Raphael reminds me of the Black Rose from Bushido Blade 2. Two star! One of the four new characters to grace Soul Calibur II, Raphael is really quick, mainly because the art of fencing forces one to be swift and graceful with his blade. Raphael's combos are rapid and deadly keeping his opponent on the defensive.

Those were the only characters I got to play. The editors of IGN were switching off and there were about a total of eight people playing. Soul Calibur II is a great game, if you like more of the same, but you know what, that's not necessarily a bad thing.

Jason's Impressions
I managed to get in three rounds of Soul Calibur II at E3, definitely one of my highlights of the show.

All of the new (announced) characters were available, including Raphael, a European fencer, and Talim, an Asian female fighter with dual blades. Both are completely new additions to the Soul Calibur universe.

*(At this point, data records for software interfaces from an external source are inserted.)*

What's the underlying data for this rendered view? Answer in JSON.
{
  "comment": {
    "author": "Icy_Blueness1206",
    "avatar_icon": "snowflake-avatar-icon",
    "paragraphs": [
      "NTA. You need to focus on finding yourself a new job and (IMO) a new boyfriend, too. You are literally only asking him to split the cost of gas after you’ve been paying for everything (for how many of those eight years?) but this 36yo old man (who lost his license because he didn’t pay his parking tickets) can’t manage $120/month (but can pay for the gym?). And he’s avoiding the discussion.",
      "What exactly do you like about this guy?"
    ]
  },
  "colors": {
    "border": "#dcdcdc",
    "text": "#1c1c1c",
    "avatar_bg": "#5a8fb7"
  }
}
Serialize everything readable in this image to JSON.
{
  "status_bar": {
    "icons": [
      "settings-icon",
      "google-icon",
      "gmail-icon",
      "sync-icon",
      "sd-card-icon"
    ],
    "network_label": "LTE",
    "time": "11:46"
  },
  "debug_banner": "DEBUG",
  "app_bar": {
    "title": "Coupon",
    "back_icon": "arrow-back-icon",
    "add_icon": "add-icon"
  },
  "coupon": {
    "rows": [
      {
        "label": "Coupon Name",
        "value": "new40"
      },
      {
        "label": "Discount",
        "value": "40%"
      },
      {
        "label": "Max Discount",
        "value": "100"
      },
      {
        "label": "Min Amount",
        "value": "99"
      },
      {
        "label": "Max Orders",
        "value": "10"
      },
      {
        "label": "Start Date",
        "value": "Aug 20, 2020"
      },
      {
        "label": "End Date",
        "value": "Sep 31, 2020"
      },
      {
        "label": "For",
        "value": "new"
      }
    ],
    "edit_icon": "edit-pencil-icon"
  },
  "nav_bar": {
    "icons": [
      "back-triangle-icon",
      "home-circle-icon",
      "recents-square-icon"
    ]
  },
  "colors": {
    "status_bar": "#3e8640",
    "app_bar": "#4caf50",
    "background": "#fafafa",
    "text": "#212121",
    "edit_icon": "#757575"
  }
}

Raphael fights with a thin blade and moves quickly, with good reach. In some respects he reminds me of Xianghua, although her moves are much more elegant and dance-like, whereas he is a swordfighter. He is a nice change of pace though, considering many of the male fighters in this game are just heavy bruisers.

Talim is another speedy fighter, and her dual attacks reminded me slightly of Taki, although she has better reach and I think a bit more health than the notoriously fragile ninja of the first game. Her stage suggested that her origin was from India.

The other two new characters are replacements for characters whose single-player storylines in Soul Calibur 1 made it impractical for their return. So we have Yunsung in place of Hwang, and Cassandra taking over for her older sister Sophitia, who got married and had a kid at the end of Soul Calibur 1. But apart from some move tweaks and slightly different character designs, these two aren't all that different from their predecessors. For example, many of Sophitia's old moves worked more or less the same when I used Cassandra.

Graphically the game looks superb. The backgrounds are deep and detailed, and the stages look at least as good as anything we've seen in other games. Still, this isn't such a huge leap beyond Soul Calibur I as one might expect, that game was simply ahead of its time and still holds up today. Don't expect quite that level of innovation this time around.

The stages are still non-interactive, at least compared to the Dead or Alive series, but there certainly are still plenty of edges for ring outs. What's new though is the introduction of walls on some of the levels, that let you pin an opponent against rather than ring them out.

And before you ask, no, there was of course no sign of Link in the version we played. It will be interesting to see how Namco is planning to integrate Nintendo's Hylian swordsman into the GameCube version. I'm sure he will have his own character model, but I would be surprised if he ended up with his own motion captured moves, weapons, and play-balance. Rather, I expect they'll base him off of one of the existing characters, just as Lizard Man was a clone of Sophitia, Rock was Astaroth, and so on.

So which one? There are several possibilities. Sophitia.errr, I mean Cassandra.is the only one who uses both sword and shield. I'd put my money on her, but would that mean no Lizard Man? I hope not! Raphael is a possibility too, since he's also a lighter character with a sword, and has no "cloned character" already. And finally there's Ivy, who also doesn't have a clone, while her sword has the interesting ranged attack that is somewhat reminiscent of Link's tools.

Regardless, Soul Calibur II is near the top of my list of must-get games for 2002.

06-17-2002, 02:44 PM
Thats a good read I love that game on the DC so I will 4sure get
this game when it comes out.

06-17-2002, 03:04 PM